___ TASK DATA

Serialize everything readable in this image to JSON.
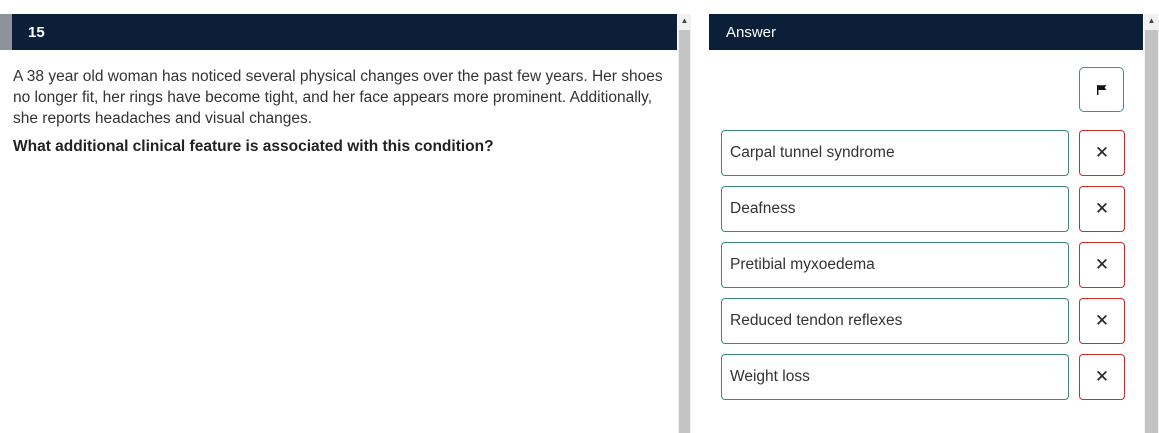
{
  "question_panel": {
    "number": "15",
    "stem": "A 38 year old woman has noticed several physical changes over the past few years. Her shoes no longer fit, her rings have become tight, and her face appears more prominent. Additionally, she reports headaches and visual changes.",
    "prompt": "What additional clinical feature is associated with this condition?"
  },
  "answer_panel": {
    "title": "Answer",
    "flag_icon": "flag-icon",
    "cross_glyph": "✕",
    "options": [
      {
        "label": "Carpal tunnel syndrome"
      },
      {
        "label": "Deafness"
      },
      {
        "label": "Pretibial myxoedema"
      },
      {
        "label": "Reduced tendon reflexes"
      },
      {
        "label": "Weight loss"
      }
    ]
  },
  "colors": {
    "header_bg": "#0b1f38",
    "option_border": "#3d8a6e",
    "cross_border": "#d12b2b",
    "flag_border": "#3d86b5"
  }
}
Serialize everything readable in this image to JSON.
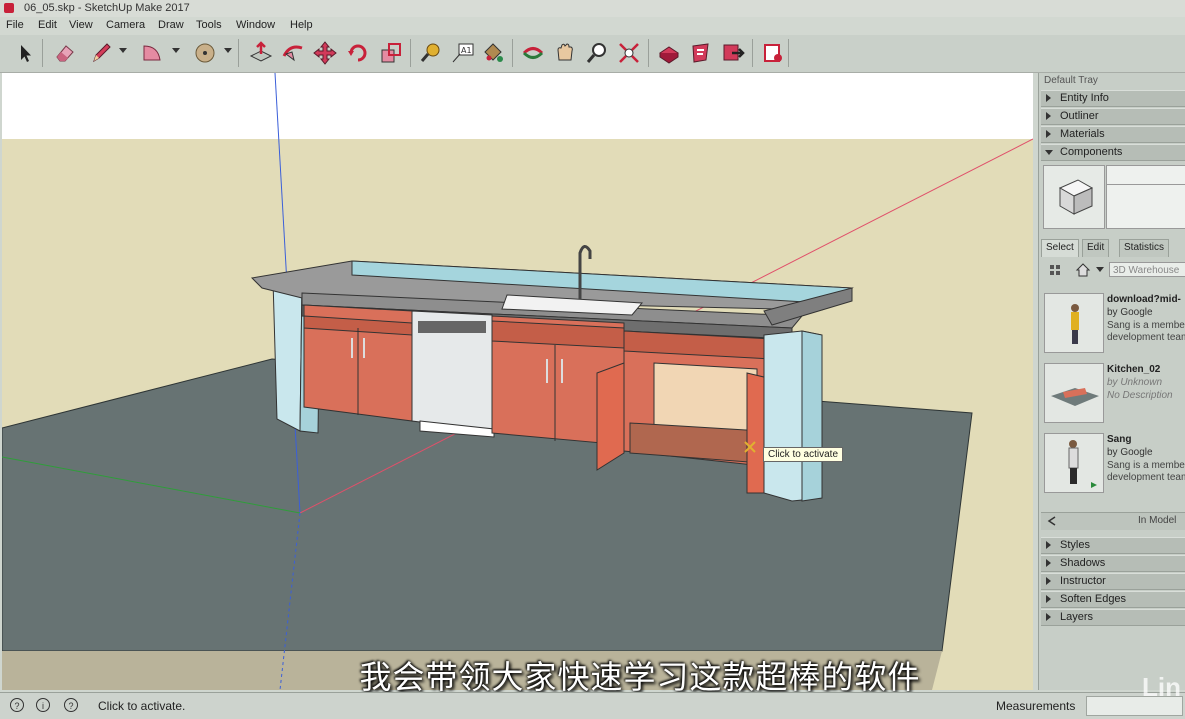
{
  "window": {
    "title": "06_05.skp - SketchUp Make 2017"
  },
  "menu": [
    "File",
    "Edit",
    "View",
    "Camera",
    "Draw",
    "Tools",
    "Window",
    "Help"
  ],
  "toolbar": {
    "tools": [
      "select-tool",
      "eraser-tool",
      "pencil-tool",
      "arc-tool",
      "shape-tool",
      "push-pull-tool",
      "follow-me-tool",
      "move-tool",
      "rotate-tool",
      "scale-tool",
      "tape-measure-tool",
      "text-tool",
      "paint-bucket-tool",
      "orbit-tool",
      "pan-tool",
      "zoom-tool",
      "zoom-extents-tool",
      "warehouse-tool",
      "extension-warehouse-tool",
      "share-model-tool",
      "extension-manager-tool"
    ]
  },
  "viewport": {
    "tooltip": "Click to activate",
    "subtitle": "我会带领大家快速学习这款超棒的软件"
  },
  "tray": {
    "title": "Default Tray",
    "sections_top": [
      {
        "label": "Entity Info",
        "open": false
      },
      {
        "label": "Outliner",
        "open": false
      },
      {
        "label": "Materials",
        "open": false
      },
      {
        "label": "Components",
        "open": true
      }
    ],
    "tabs": [
      "Select",
      "Edit",
      "Statistics"
    ],
    "search_placeholder": "3D Warehouse",
    "components": [
      {
        "title": "download?mid-",
        "by": "by Google",
        "desc1": "Sang is a member",
        "desc2": "development team"
      },
      {
        "title": "Kitchen_02",
        "by": "by Unknown",
        "desc1": "No Description",
        "desc2": ""
      },
      {
        "title": "Sang",
        "by": "by Google",
        "desc1": "Sang is a member",
        "desc2": "development team"
      }
    ],
    "in_model_label": "In Model",
    "sections_bottom": [
      {
        "label": "Styles"
      },
      {
        "label": "Shadows"
      },
      {
        "label": "Instructor"
      },
      {
        "label": "Soften Edges"
      },
      {
        "label": "Layers"
      }
    ]
  },
  "statusbar": {
    "hint": "Click to activate.",
    "measurements_label": "Measurements",
    "watermark": "Lin"
  },
  "colors": {
    "sky": "#ffffff",
    "ground": "#e2dcb8",
    "floor_slab": "#677373",
    "cabinet": "#d9705a",
    "countertop": "#8c8c8c",
    "end_panel": "#c8e6ec"
  }
}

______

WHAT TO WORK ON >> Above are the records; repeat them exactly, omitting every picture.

ANSWER BOX >>
Serialize everything readable in this image to JSON.
{
  "question_panel": {
    "number": "15",
    "stem": "A 38 year old woman has noticed several physical changes over the past few years. Her shoes no longer fit, her rings have become tight, and her face appears more prominent. Additionally, she reports headaches and visual changes.",
    "prompt": "What additional clinical feature is associated with this condition?"
  },
  "answer_panel": {
    "title": "Answer",
    "flag_icon": "flag-icon",
    "cross_glyph": "✕",
    "options": [
      {
        "label": "Carpal tunnel syndrome"
      },
      {
        "label": "Deafness"
      },
      {
        "label": "Pretibial myxoedema"
      },
      {
        "label": "Reduced tendon reflexes"
      },
      {
        "label": "Weight loss"
      }
    ]
  },
  "colors": {
    "header_bg": "#0b1f38",
    "option_border": "#3d8a6e",
    "cross_border": "#d12b2b",
    "flag_border": "#3d86b5"
  }
}
Serialize everything readable in this image to JSON.
{
  "window": {
    "title": "06_05.skp - SketchUp Make 2017"
  },
  "menu": [
    "File",
    "Edit",
    "View",
    "Camera",
    "Draw",
    "Tools",
    "Window",
    "Help"
  ],
  "toolbar": {
    "tools": [
      "select-tool",
      "eraser-tool",
      "pencil-tool",
      "arc-tool",
      "shape-tool",
      "push-pull-tool",
      "follow-me-tool",
      "move-tool",
      "rotate-tool",
      "scale-tool",
      "tape-measure-tool",
      "text-tool",
      "paint-bucket-tool",
      "orbit-tool",
      "pan-tool",
      "zoom-tool",
      "zoom-extents-tool",
      "warehouse-tool",
      "extension-warehouse-tool",
      "share-model-tool",
      "extension-manager-tool"
    ]
  },
  "viewport": {
    "tooltip": "Click to activate",
    "subtitle": "我会带领大家快速学习这款超棒的软件"
  },
  "tray": {
    "title": "Default Tray",
    "sections_top": [
      {
        "label": "Entity Info",
        "open": false
      },
      {
        "label": "Outliner",
        "open": false
      },
      {
        "label": "Materials",
        "open": false
      },
      {
        "label": "Components",
        "open": true
      }
    ],
    "tabs": [
      "Select",
      "Edit",
      "Statistics"
    ],
    "search_placeholder": "3D Warehouse",
    "components": [
      {
        "title": "download?mid-",
        "by": "by Google",
        "desc1": "Sang is a member",
        "desc2": "development team"
      },
      {
        "title": "Kitchen_02",
        "by": "by Unknown",
        "desc1": "No Description",
        "desc2": ""
      },
      {
        "title": "Sang",
        "by": "by Google",
        "desc1": "Sang is a member",
        "desc2": "development team"
      }
    ],
    "in_model_label": "In Model",
    "sections_bottom": [
      {
        "label": "Styles"
      },
      {
        "label": "Shadows"
      },
      {
        "label": "Instructor"
      },
      {
        "label": "Soften Edges"
      },
      {
        "label": "Layers"
      }
    ]
  },
  "statusbar": {
    "hint": "Click to activate.",
    "measurements_label": "Measurements",
    "watermark": "Lin"
  },
  "colors": {
    "sky": "#ffffff",
    "ground": "#e2dcb8",
    "floor_slab": "#677373",
    "cabinet": "#d9705a",
    "countertop": "#8c8c8c",
    "end_panel": "#c8e6ec"
  }
}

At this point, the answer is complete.